Paper: The Hulk

Posted by   Virus Bulletin on   Oct 8, 2014

Raul Alvarez studies cavity file infector.

Most file infectors increase the length of the infected file, as the malicious code is added as a new section of the host file, or to the last section of that file. 'Cavity' file infectors are different though: they infect files without increasing their size.

Today, we publish a paper by Raul Alvarez, a researcher for Fortinet, in which he studies Win32/Huhk, a virus that implements cavity file infection.

In the paper, Raul explains what happens when an infected file is run, as well as how other files are being infected. Huhk is polymorphic in nature, something which is achieved through a simple XOR operation with a one-byte key.

Of course, the virus needs to find a way to hide in the host file without affecting the latter's ability to run. To this end, Huhk looks for continuous memory locations filled with zeros. If the total size of such locations is greater than 7,005 bytes, it is able to infect the file.
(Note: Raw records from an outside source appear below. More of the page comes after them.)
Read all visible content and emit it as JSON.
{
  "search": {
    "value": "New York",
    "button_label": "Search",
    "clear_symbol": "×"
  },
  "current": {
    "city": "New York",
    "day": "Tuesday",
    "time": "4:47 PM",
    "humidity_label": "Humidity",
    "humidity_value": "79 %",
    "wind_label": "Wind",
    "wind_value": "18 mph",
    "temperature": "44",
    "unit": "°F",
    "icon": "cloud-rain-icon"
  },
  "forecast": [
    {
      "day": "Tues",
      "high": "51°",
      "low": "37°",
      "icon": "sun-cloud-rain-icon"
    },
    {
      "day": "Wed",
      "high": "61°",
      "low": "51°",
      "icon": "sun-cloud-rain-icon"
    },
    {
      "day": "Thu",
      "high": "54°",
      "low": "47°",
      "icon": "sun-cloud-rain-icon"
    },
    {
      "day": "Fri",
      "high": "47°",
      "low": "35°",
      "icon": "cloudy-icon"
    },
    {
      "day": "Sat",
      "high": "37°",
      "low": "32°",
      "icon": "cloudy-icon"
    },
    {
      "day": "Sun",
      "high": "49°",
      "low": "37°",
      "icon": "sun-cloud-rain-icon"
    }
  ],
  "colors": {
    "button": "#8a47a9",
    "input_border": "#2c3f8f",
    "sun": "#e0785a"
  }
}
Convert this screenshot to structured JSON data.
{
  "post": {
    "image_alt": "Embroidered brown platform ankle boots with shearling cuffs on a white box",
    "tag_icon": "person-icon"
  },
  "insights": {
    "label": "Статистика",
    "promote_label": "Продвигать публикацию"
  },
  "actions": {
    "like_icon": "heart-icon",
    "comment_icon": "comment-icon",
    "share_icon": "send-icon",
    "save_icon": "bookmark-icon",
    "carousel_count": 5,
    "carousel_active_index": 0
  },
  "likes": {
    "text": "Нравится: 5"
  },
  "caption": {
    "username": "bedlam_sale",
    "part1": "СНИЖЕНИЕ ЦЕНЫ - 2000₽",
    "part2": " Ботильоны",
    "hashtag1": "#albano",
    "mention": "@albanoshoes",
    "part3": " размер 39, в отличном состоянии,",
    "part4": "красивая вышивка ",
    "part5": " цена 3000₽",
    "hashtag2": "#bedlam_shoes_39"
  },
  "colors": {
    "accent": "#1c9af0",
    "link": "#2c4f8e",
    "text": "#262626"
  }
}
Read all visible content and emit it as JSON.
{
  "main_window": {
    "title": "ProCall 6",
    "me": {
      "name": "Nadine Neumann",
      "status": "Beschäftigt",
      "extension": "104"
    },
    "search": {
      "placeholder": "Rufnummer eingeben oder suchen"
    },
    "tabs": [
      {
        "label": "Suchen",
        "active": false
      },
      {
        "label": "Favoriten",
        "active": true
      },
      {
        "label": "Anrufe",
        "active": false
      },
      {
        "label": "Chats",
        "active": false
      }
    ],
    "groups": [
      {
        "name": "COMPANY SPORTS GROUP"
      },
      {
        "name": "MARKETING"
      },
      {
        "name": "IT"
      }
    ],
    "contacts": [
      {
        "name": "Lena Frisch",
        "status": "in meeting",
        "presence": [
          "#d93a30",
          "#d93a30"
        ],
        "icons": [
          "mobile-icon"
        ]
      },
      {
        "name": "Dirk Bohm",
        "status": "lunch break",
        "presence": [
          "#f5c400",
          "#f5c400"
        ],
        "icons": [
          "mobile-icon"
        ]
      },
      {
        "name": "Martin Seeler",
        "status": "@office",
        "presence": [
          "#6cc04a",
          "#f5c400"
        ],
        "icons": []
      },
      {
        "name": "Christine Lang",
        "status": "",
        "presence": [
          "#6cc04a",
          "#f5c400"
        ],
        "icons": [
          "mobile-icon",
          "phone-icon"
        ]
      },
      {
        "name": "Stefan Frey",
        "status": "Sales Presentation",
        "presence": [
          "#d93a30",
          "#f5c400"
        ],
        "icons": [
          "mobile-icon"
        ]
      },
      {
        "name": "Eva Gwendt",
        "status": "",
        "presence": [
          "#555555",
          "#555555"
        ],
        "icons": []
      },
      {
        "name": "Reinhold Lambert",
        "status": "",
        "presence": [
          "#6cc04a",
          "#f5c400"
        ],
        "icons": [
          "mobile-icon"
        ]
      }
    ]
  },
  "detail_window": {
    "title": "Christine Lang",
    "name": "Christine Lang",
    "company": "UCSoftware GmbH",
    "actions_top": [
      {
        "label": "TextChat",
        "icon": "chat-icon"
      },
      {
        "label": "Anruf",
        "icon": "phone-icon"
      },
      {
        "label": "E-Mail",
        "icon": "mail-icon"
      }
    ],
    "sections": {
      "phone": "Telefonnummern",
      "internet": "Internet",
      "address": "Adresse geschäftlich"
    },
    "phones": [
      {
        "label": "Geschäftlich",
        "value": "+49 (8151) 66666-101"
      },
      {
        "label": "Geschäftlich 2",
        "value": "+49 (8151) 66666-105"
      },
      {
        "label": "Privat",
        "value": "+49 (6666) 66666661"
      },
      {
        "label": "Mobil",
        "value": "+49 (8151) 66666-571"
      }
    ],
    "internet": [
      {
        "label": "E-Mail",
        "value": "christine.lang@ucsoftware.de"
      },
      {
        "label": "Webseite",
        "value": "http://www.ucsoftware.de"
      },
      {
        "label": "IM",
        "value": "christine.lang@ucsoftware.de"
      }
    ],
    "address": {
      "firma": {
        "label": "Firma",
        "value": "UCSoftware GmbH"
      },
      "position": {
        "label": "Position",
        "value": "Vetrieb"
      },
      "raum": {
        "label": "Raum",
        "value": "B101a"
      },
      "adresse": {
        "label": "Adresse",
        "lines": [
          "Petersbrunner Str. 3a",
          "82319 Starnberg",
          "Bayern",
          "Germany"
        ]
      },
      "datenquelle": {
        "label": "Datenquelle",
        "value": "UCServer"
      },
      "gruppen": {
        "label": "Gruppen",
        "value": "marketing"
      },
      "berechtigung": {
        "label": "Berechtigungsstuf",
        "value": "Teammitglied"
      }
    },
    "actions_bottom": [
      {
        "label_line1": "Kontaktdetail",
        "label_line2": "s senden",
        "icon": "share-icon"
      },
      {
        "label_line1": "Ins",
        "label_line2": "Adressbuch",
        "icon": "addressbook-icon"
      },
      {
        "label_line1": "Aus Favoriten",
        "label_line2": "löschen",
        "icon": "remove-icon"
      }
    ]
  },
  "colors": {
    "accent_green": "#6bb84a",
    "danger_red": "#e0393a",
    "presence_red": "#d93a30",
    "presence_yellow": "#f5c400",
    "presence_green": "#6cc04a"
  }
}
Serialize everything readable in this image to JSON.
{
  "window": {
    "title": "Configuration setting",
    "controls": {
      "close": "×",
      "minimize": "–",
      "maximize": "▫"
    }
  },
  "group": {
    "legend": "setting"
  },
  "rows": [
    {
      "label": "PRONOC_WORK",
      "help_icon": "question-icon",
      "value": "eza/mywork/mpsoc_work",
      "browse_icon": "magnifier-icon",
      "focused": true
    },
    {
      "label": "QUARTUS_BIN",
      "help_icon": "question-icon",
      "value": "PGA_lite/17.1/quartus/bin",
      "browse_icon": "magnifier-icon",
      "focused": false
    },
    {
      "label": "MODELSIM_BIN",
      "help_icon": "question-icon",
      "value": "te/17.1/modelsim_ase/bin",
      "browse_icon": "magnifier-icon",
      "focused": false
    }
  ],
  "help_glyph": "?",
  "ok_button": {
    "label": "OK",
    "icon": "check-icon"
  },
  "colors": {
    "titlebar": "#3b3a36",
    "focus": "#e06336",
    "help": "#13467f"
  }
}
You can read the paper here in HTML format or here as a PDF.

If you like this paper, you will probably like two other papers by Raul we published recently: Bird's Nest (on Neshta) and API-EPO (on W32/Daum).

Posted on 08 October 2014 by Martijn Grooten

twitter.png
fb.png
linkedin.png
hackernews.png
reddit.png

 

Latest posts:

VB2019 paper: APT cases exploiting vulnerabilities in region-specific software

At VB2019, JPCERT/CC's Shusei Tomonaga and Tomoaki Tani presented a paper on attacks that exploit vulnerabilities in software used only in Japan, using malware that is unique to Japan. Today we publish both their paper and the recording of their…

New paper: Detection of vulnerabilities in web applications by validating parameter integrity and data flow graphs

In a follow-up to a paper presented at VB2019, Prismo Systems researchers Abhishek Singh and Ramesh Mani detail algorithms that can be used to detect SQL injection in stored procedures, persistent cross-site scripting (XSS), and server‑side request…

VB2020 programme announced

VB is pleased to reveal the details of an interesting and diverse programme for VB2020, the 30th Virus Bulletin International Conference.

VB2019 paper: Cyber espionage in the Middle East: unravelling OSX.WindTail

At VB2019 in London, Jamf's Patrick Wardle analysed the WindTail macOS malware used by the WindShift APT group, active in the Middle East. Today we publish both Patrick's paper and the recording of his presentation.

VB2019 paper: 2,000 reactions to a malware attack – accidental study

At VB2019 cybercrime journalist and researcher Adam Haertlé presented an analysis of almost 2000 unsolicited responses sent by victims of a malicious email campaign. Today we publish both his paper and the recording of his presentation.

We have placed cookies on your device in order to improve the functionality of this site, as outlined in our cookies policy. However, you may delete and block all cookies from this site and your use of the site will be unaffected. By continuing to browse this site, you are agreeing to Virus Bulletin's use of data as outlined in our privacy policy.